Several important findings came out of the study, published in one of the world's most important science journals, Nature. The researchers replicated most of the previously known genetic assocations, but also found another 29 that were not known. The most important findings were:
- Genes and genetic predisposition did not account for clinical course or severity of disease (importantly, this means that environmental factors are more important than genes once a person has the disease, and we can control many of these environmental influences)
- There was no evidence of interaction between gender and genetics (that is the female preponderance is mostly due to environmental factors)
- The stronger the genetic susceptibility, the earlier in life the disease occurs
- Genes influencing T-cell maturation were over-represented in people with MS, providing compelling evidence that the critical disease mechanisms in MS primarily involve dysfunction of the immune system
The study provides an important blueprint for further MS research, highlighting which factors are worth exploring further.
As reported on the 7.30 Report in response to this paper, genes responsible for vitamin D metabolism were noted in the study, prompting immunologist Professor Graeme Stewart, to say "There is an extremely strong case for a trial of giving people sizeable doses of vitamin D from the time of their first episode of multiple sclerosis".
At OMS we would say the evidence is already so strong that it is only sensible for people with MS to already supplement with vitamin D and not await further clinical trials. And we would go further, and recommend starting vitamin D supplementation immediately for people at risk of getting MS, that is those in places distant from the equator with little sunlight, and relatives of people with MS.
Published December 18, 2012
Douglas Goodin, a neurologist in California, has developed a mathematical model based on known research, that clearly shows the genetic background to the development of MS.
- He has shown for example, that to develop the disease, one really has to have the genetic susceptibility.
- However, only a small fraction (less than 2.2%) of the population actually has this genetic susceptibility and can go on to get the disease.
- Men are more likely to have this susceptibility than women, but if you have the susceptibility, women are more likely to get the disease, around twice as likely. This is due to women being more influenced by environmental factors than men; this also explains why the sex ratio is changing from around 1.6 : 1 women to men, to around 3:1.
The paper goes on to examine the environmental factors known to increase the risk of developing MS for those who have the genetic susceptibility;

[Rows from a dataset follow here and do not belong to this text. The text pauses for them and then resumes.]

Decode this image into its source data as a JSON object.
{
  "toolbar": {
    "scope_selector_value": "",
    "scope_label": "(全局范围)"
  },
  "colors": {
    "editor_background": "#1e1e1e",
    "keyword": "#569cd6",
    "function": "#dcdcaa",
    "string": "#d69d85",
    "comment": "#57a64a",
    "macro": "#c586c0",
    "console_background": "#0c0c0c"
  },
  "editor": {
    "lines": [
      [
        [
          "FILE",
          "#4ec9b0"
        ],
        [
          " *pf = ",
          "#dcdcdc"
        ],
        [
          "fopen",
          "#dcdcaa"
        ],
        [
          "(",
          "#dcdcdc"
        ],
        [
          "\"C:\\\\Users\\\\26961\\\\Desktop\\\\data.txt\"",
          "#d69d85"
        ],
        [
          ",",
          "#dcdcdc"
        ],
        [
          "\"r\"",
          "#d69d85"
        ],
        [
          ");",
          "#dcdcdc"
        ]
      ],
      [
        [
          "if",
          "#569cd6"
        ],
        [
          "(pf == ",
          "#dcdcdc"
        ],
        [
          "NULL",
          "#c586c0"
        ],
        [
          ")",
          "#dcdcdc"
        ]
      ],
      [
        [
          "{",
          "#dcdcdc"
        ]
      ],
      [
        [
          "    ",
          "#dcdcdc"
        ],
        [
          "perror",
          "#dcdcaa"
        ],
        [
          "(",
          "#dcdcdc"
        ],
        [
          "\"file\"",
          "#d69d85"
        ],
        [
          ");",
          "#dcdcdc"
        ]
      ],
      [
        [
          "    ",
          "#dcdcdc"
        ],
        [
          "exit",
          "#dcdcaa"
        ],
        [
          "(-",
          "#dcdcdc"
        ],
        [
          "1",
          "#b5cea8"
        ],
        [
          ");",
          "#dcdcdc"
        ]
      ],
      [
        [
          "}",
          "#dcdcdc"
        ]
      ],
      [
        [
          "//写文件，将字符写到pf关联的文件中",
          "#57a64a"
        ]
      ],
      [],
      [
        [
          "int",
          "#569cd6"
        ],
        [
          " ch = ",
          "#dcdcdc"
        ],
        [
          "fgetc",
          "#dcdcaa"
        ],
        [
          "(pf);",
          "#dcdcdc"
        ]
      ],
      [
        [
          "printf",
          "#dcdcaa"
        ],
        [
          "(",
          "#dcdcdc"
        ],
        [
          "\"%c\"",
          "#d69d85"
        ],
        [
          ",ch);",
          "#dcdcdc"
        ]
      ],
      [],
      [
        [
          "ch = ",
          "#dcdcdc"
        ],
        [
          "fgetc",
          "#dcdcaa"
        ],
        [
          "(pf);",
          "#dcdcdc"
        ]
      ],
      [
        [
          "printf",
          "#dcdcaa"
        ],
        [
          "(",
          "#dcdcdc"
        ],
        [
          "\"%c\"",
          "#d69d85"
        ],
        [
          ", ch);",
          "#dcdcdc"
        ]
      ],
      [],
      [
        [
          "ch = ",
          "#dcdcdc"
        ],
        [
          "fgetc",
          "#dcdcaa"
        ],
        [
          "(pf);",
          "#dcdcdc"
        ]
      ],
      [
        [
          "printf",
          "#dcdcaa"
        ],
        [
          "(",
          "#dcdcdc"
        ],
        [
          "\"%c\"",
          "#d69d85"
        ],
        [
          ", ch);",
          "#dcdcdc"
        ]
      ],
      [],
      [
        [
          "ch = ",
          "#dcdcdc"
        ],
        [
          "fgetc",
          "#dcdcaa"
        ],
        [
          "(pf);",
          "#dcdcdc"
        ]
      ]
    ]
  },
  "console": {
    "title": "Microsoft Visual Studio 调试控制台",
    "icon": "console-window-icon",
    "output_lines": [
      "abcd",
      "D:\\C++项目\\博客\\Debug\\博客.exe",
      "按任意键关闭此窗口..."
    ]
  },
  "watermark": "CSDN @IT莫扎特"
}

- these are vitamin D level while in utero,
- vitamin D levels in childhood,
- infection with the Epstein-Barr Virus (EBV, the glandular fever virus).
While the mathematics is complex, the paper makes very interesting reading.